-- Opening Marker --

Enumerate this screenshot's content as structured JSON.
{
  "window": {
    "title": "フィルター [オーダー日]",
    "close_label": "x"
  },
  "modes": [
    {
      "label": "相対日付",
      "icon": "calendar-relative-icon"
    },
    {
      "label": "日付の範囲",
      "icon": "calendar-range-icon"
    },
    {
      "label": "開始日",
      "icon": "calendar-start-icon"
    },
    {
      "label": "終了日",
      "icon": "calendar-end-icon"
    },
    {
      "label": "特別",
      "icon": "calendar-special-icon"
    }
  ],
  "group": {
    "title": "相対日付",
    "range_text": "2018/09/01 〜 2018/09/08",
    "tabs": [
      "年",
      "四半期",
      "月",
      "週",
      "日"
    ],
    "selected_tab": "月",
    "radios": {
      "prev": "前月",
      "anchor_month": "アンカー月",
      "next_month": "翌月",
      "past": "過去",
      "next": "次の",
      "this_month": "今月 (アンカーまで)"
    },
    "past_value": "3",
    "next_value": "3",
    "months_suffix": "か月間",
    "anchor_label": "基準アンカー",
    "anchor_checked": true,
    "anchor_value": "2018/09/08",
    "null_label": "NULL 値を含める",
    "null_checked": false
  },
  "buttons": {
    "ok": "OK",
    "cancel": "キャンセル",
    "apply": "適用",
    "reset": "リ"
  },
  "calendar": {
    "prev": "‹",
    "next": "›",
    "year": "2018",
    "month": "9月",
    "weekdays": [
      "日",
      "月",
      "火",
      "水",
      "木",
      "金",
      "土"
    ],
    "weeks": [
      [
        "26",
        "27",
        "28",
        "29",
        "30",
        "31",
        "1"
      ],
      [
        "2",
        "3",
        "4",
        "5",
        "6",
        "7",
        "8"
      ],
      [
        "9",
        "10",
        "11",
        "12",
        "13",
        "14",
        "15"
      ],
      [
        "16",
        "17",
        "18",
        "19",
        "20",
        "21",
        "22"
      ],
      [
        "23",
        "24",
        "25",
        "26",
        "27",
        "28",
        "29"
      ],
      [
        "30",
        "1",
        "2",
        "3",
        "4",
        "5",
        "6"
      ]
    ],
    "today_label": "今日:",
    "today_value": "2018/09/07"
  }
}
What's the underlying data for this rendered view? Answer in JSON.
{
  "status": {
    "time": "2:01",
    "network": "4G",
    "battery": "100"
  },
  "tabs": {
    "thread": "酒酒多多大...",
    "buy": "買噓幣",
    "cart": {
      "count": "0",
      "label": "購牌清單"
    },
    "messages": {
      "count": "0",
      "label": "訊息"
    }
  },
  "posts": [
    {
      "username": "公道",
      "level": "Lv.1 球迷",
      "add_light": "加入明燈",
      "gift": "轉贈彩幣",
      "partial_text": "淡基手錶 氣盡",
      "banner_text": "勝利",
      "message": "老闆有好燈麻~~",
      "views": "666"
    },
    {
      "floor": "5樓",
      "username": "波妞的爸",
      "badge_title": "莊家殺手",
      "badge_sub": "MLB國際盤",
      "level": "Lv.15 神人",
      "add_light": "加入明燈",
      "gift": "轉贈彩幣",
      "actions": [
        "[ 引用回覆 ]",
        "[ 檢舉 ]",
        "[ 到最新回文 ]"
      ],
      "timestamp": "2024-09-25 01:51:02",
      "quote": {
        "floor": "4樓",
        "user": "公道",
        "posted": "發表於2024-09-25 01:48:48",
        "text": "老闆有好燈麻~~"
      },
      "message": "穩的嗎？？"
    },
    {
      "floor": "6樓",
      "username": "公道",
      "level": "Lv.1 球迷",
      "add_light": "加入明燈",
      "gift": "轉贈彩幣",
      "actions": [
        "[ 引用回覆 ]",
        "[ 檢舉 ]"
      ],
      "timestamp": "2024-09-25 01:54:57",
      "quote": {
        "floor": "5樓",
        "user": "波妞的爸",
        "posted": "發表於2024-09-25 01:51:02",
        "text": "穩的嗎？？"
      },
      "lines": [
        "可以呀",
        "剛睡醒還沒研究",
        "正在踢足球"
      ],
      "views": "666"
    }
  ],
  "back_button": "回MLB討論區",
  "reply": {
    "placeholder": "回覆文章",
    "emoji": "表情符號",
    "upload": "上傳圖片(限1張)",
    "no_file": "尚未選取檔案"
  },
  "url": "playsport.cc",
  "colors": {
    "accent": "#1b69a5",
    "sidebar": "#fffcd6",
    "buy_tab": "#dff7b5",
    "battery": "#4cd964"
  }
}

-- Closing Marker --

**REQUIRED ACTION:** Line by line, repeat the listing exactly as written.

**SOLUTION TO THIS PROBLEM:**
Enumerate this screenshot's content as structured JSON.
{
  "window": {
    "title": "フィルター [オーダー日]",
    "close_label": "x"
  },
  "modes": [
    {
      "label": "相対日付",
      "icon": "calendar-relative-icon"
    },
    {
      "label": "日付の範囲",
      "icon": "calendar-range-icon"
    },
    {
      "label": "開始日",
      "icon": "calendar-start-icon"
    },
    {
      "label": "終了日",
      "icon": "calendar-end-icon"
    },
    {
      "label": "特別",
      "icon": "calendar-special-icon"
    }
  ],
  "group": {
    "title": "相対日付",
    "range_text": "2018/09/01 〜 2018/09/08",
    "tabs": [
      "年",
      "四半期",
      "月",
      "週",
      "日"
    ],
    "selected_tab": "月",
    "radios": {
      "prev": "前月",
      "anchor_month": "アンカー月",
      "next_month": "翌月",
      "past": "過去",
      "next": "次の",
      "this_month": "今月 (アンカーまで)"
    },
    "past_value": "3",
    "next_value": "3",
    "months_suffix": "か月間",
    "anchor_label": "基準アンカー",
    "anchor_checked": true,
    "anchor_value": "2018/09/08",
    "null_label": "NULL 値を含める",
    "null_checked": false
  },
  "buttons": {
    "ok": "OK",
    "cancel": "キャンセル",
    "apply": "適用",
    "reset": "リ"
  },
  "calendar": {
    "prev": "‹",
    "next": "›",
    "year": "2018",
    "month": "9月",
    "weekdays": [
      "日",
      "月",
      "火",
      "水",
      "木",
      "金",
      "土"
    ],
    "weeks": [
      [
        "26",
        "27",
        "28",
        "29",
        "30",
        "31",
        "1"
      ],
      [
        "2",
        "3",
        "4",
        "5",
        "6",
        "7",
        "8"
      ],
      [
        "9",
        "10",
        "11",
        "12",
        "13",
        "14",
        "15"
      ],
      [
        "16",
        "17",
        "18",
        "19",
        "20",
        "21",
        "22"
      ],
      [
        "23",
        "24",
        "25",
        "26",
        "27",
        "28",
        "29"
      ],
      [
        "30",
        "1",
        "2",
        "3",
        "4",
        "5",
        "6"
      ]
    ],
    "today_label": "今日:",
    "today_value": "2018/09/07"
  }
}
What's the underlying data for this rendered view? Answer in JSON.
{
  "status": {
    "time": "2:01",
    "network": "4G",
    "battery": "100"
  },
  "tabs": {
    "thread": "酒酒多多大...",
    "buy": "買噓幣",
    "cart": {
      "count": "0",
      "label": "購牌清單"
    },
    "messages": {
      "count": "0",
      "label": "訊息"
    }
  },
  "posts": [
    {
      "username": "公道",
      "level": "Lv.1 球迷",
      "add_light": "加入明燈",
      "gift": "轉贈彩幣",
      "partial_text": "淡基手錶 氣盡",
      "banner_text": "勝利",
      "message": "老闆有好燈麻~~",
      "views": "666"
    },
    {
      "floor": "5樓",
      "username": "波妞的爸",
      "badge_title": "莊家殺手",
      "badge_sub": "MLB國際盤",
      "level": "Lv.15 神人",
      "add_light": "加入明燈",
      "gift": "轉贈彩幣",
      "actions": [
        "[ 引用回覆 ]",
        "[ 檢舉 ]",
        "[ 到最新回文 ]"
      ],
      "timestamp": "2024-09-25 01:51:02",
      "quote": {
        "floor": "4樓",
        "user": "公道",
        "posted": "發表於2024-09-25 01:48:48",
        "text": "老闆有好燈麻~~"
      },
      "message": "穩的嗎？？"
    },
    {
      "floor": "6樓",
      "username": "公道",
      "level": "Lv.1 球迷",
      "add_light": "加入明燈",
      "gift": "轉贈彩幣",
      "actions": [
        "[ 引用回覆 ]",
        "[ 檢舉 ]"
      ],
      "timestamp": "2024-09-25 01:54:57",
      "quote": {
        "floor": "5樓",
        "user": "波妞的爸",
        "posted": "發表於2024-09-25 01:51:02",
        "text": "穩的嗎？？"
      },
      "lines": [
        "可以呀",
        "剛睡醒還沒研究",
        "正在踢足球"
      ],
      "views": "666"
    }
  ],
  "back_button": "回MLB討論區",
  "reply": {
    "placeholder": "回覆文章",
    "emoji": "表情符號",
    "upload": "上傳圖片(限1張)",
    "no_file": "尚未選取檔案"
  },
  "url": "playsport.cc",
  "colors": {
    "accent": "#1b69a5",
    "sidebar": "#fffcd6",
    "buy_tab": "#dff7b5",
    "battery": "#4cd964"
  }
}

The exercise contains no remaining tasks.